● Your instructions
An exact copy of all the data, minus the images, is required.

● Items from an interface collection
- Opening Delimiter -
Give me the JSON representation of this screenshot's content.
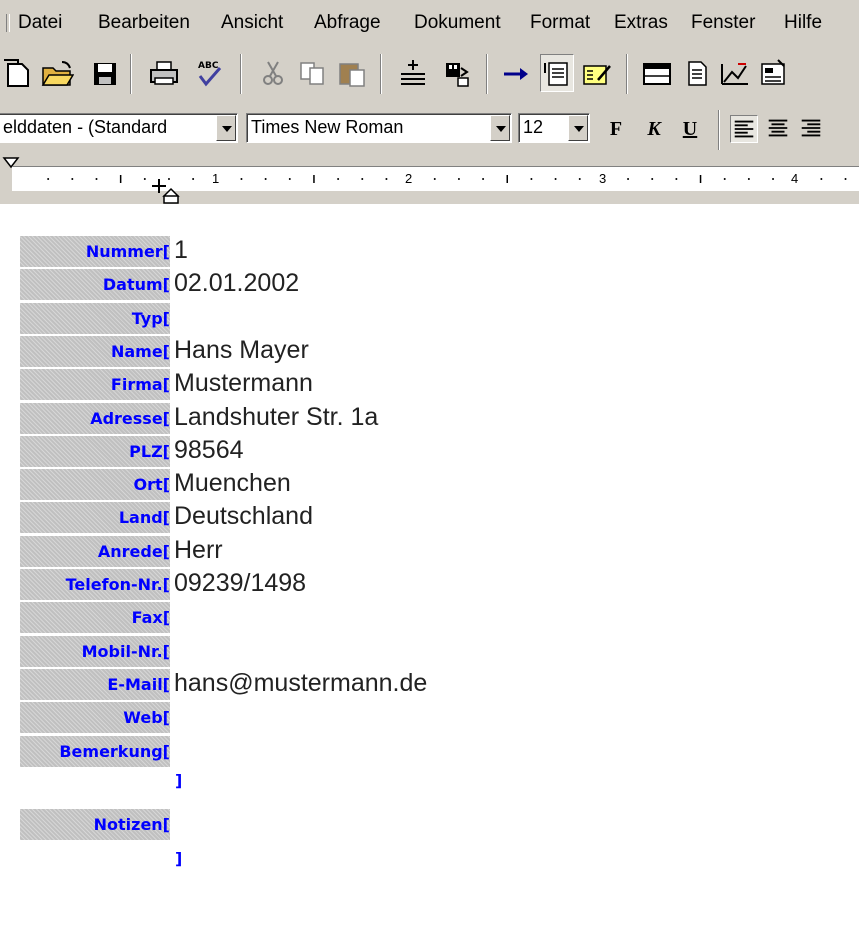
{
  "menu": {
    "items": [
      "Datei",
      "Bearbeiten",
      "Ansicht",
      "Abfrage",
      "Dokument",
      "Format",
      "Extras",
      "Fenster",
      "Hilfe"
    ]
  },
  "toolbar": {
    "buttons": [
      "new-doc-icon",
      "open-folder-icon",
      "save-icon",
      "print-icon",
      "spellcheck-icon",
      "cut-icon",
      "copy-icon",
      "paste-icon",
      "insert-field-icon",
      "database-icon",
      "arrow-right-icon",
      "document-active-icon",
      "form-edit-icon",
      "window-icon",
      "page-icon",
      "chart-edit-icon",
      "form-icon"
    ]
  },
  "format": {
    "style": "elddaten - (Standard",
    "font": "Times New Roman",
    "size": "12",
    "bold": "F",
    "italic": "K",
    "underline": "U"
  },
  "ruler": {
    "numbers": [
      "1",
      "2",
      "3",
      "4"
    ]
  },
  "fields": [
    {
      "label": "Nummer[",
      "value": "1"
    },
    {
      "label": "Datum[",
      "value": "02.01.2002"
    },
    {
      "label": "Typ[",
      "value": ""
    },
    {
      "label": "Name[",
      "value": "Hans Mayer"
    },
    {
      "label": "Firma[",
      "value": "Mustermann"
    },
    {
      "label": "Adresse[",
      "value": "Landshuter Str. 1a"
    },
    {
      "label": "PLZ[",
      "value": "98564"
    },
    {
      "label": "Ort[",
      "value": "Muenchen"
    },
    {
      "label": "Land[",
      "value": "Deutschland"
    },
    {
      "label": "Anrede[",
      "value": "Herr"
    },
    {
      "label": "Telefon-Nr.[",
      "value": "09239/1498"
    },
    {
      "label": "Fax[",
      "value": ""
    },
    {
      "label": "Mobil-Nr.[",
      "value": ""
    },
    {
      "label": "E-Mail[",
      "value": "hans@mustermann.de"
    },
    {
      "label": "Web[",
      "value": ""
    },
    {
      "label": "Bemerkung[",
      "value": ""
    }
  ],
  "closing_bracket": "]",
  "notes": {
    "label": "Notizen[",
    "close": "]"
  },
  "colors": {
    "field_label": "#0000ff",
    "chrome": "#d4d0c8"
  }
}
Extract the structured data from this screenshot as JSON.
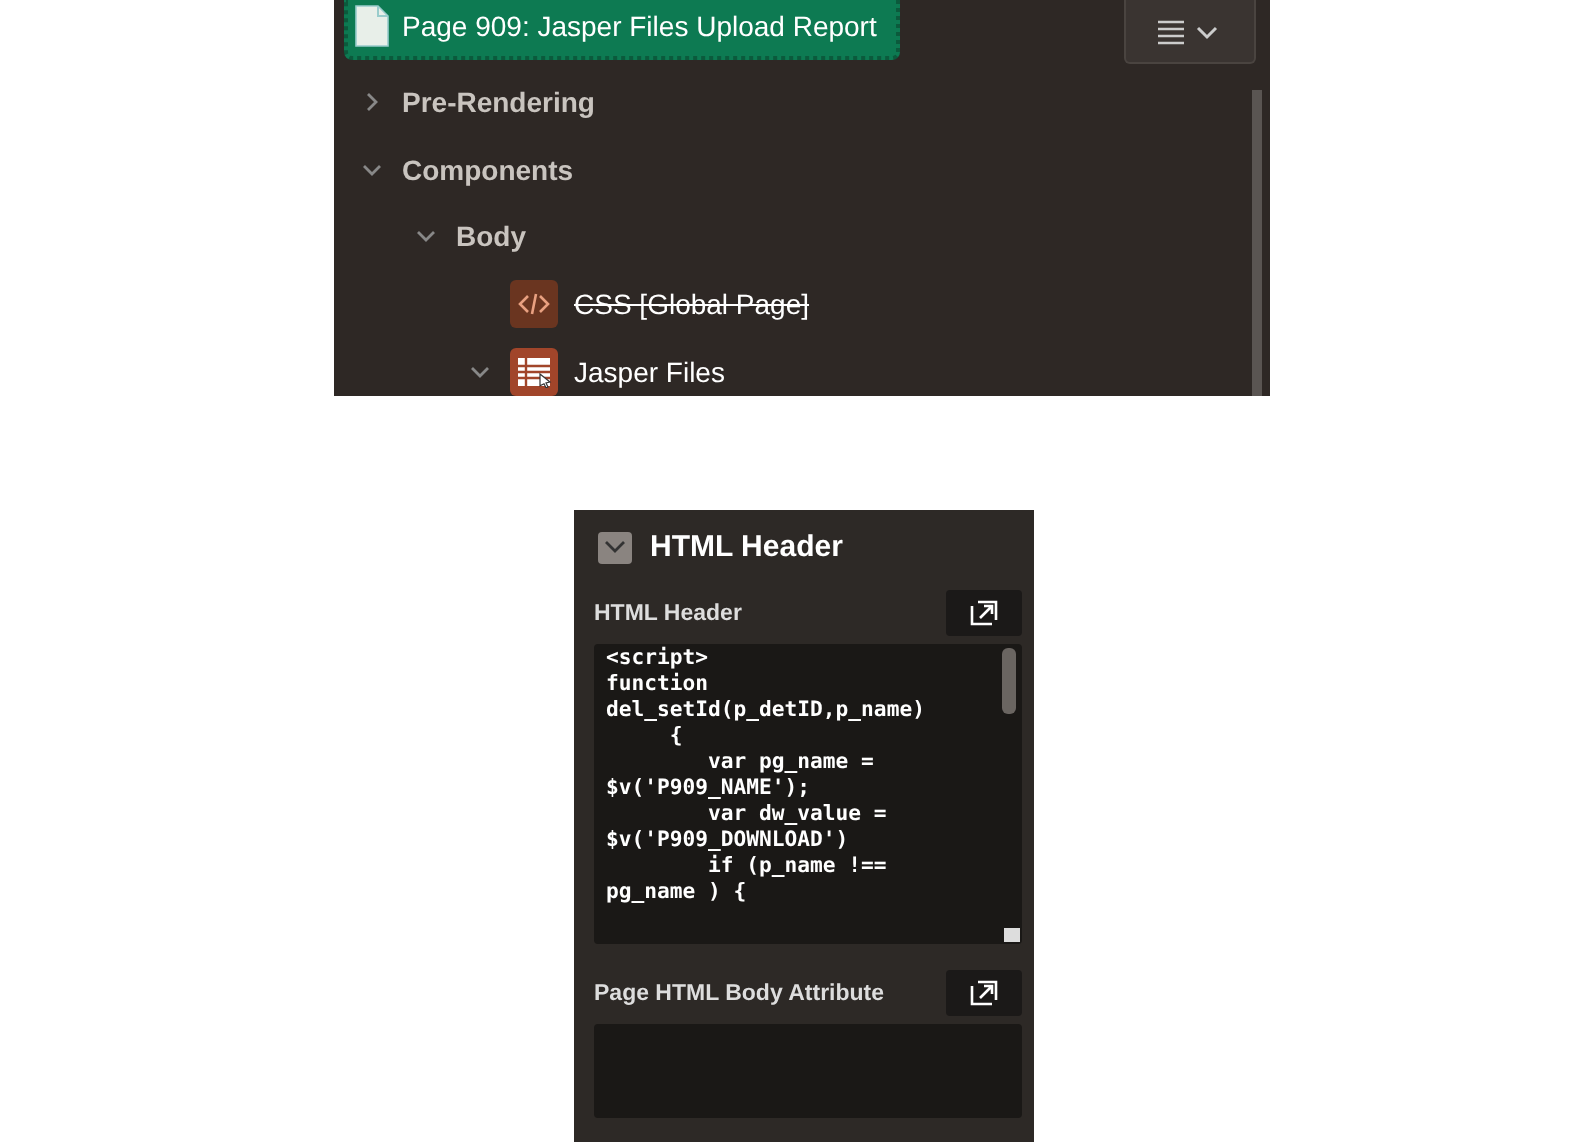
{
  "page_title": "Page 909: Jasper Files Upload Report",
  "tree": [
    {
      "label": "Pre-Rendering",
      "expanded": false,
      "kind": "group"
    },
    {
      "label": "Components",
      "expanded": true,
      "kind": "group",
      "children": [
        {
          "label": "Body",
          "expanded": true,
          "kind": "group",
          "children": [
            {
              "label": "CSS [Global Page]",
              "kind": "code",
              "disabled": true
            },
            {
              "label": "Jasper Files",
              "kind": "report",
              "expanded": true,
              "disabled": false
            }
          ]
        }
      ]
    }
  ],
  "section": {
    "title": "HTML Header",
    "expanded": true,
    "fields": [
      {
        "label": "HTML Header",
        "value": "<script>\nfunction\ndel_setId(p_detID,p_name)\n     {\n        var pg_name =\n$v('P909_NAME');\n        var dw_value =\n$v('P909_DOWNLOAD')\n        if (p_name !==\npg_name ) {"
      },
      {
        "label": "Page HTML Body Attribute"
      }
    ]
  }
}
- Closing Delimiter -
● Exercise solution
Give me the JSON representation of this screenshot's content.
{
  "menu": {
    "items": [
      "Datei",
      "Bearbeiten",
      "Ansicht",
      "Abfrage",
      "Dokument",
      "Format",
      "Extras",
      "Fenster",
      "Hilfe"
    ]
  },
  "toolbar": {
    "buttons": [
      "new-doc-icon",
      "open-folder-icon",
      "save-icon",
      "print-icon",
      "spellcheck-icon",
      "cut-icon",
      "copy-icon",
      "paste-icon",
      "insert-field-icon",
      "database-icon",
      "arrow-right-icon",
      "document-active-icon",
      "form-edit-icon",
      "window-icon",
      "page-icon",
      "chart-edit-icon",
      "form-icon"
    ]
  },
  "format": {
    "style": "elddaten - (Standard",
    "font": "Times New Roman",
    "size": "12",
    "bold": "F",
    "italic": "K",
    "underline": "U"
  },
  "ruler": {
    "numbers": [
      "1",
      "2",
      "3",
      "4"
    ]
  },
  "fields": [
    {
      "label": "Nummer[",
      "value": "1"
    },
    {
      "label": "Datum[",
      "value": "02.01.2002"
    },
    {
      "label": "Typ[",
      "value": ""
    },
    {
      "label": "Name[",
      "value": "Hans Mayer"
    },
    {
      "label": "Firma[",
      "value": "Mustermann"
    },
    {
      "label": "Adresse[",
      "value": "Landshuter Str. 1a"
    },
    {
      "label": "PLZ[",
      "value": "98564"
    },
    {
      "label": "Ort[",
      "value": "Muenchen"
    },
    {
      "label": "Land[",
      "value": "Deutschland"
    },
    {
      "label": "Anrede[",
      "value": "Herr"
    },
    {
      "label": "Telefon-Nr.[",
      "value": "09239/1498"
    },
    {
      "label": "Fax[",
      "value": ""
    },
    {
      "label": "Mobil-Nr.[",
      "value": ""
    },
    {
      "label": "E-Mail[",
      "value": "hans@mustermann.de"
    },
    {
      "label": "Web[",
      "value": ""
    },
    {
      "label": "Bemerkung[",
      "value": ""
    }
  ],
  "closing_bracket": "]",
  "notes": {
    "label": "Notizen[",
    "close": "]"
  },
  "colors": {
    "field_label": "#0000ff",
    "chrome": "#d4d0c8"
  }
}
Extract the structured data from this screenshot as JSON.
{
  "page_title": "Page 909: Jasper Files Upload Report",
  "tree": [
    {
      "label": "Pre-Rendering",
      "expanded": false,
      "kind": "group"
    },
    {
      "label": "Components",
      "expanded": true,
      "kind": "group",
      "children": [
        {
          "label": "Body",
          "expanded": true,
          "kind": "group",
          "children": [
            {
              "label": "CSS [Global Page]",
              "kind": "code",
              "disabled": true
            },
            {
              "label": "Jasper Files",
              "kind": "report",
              "expanded": true,
              "disabled": false
            }
          ]
        }
      ]
    }
  ],
  "section": {
    "title": "HTML Header",
    "expanded": true,
    "fields": [
      {
        "label": "HTML Header",
        "value": "<script>\nfunction\ndel_setId(p_detID,p_name)\n     {\n        var pg_name =\n$v('P909_NAME');\n        var dw_value =\n$v('P909_DOWNLOAD')\n        if (p_name !==\npg_name ) {"
      },
      {
        "label": "Page HTML Body Attribute"
      }
    ]
  }
}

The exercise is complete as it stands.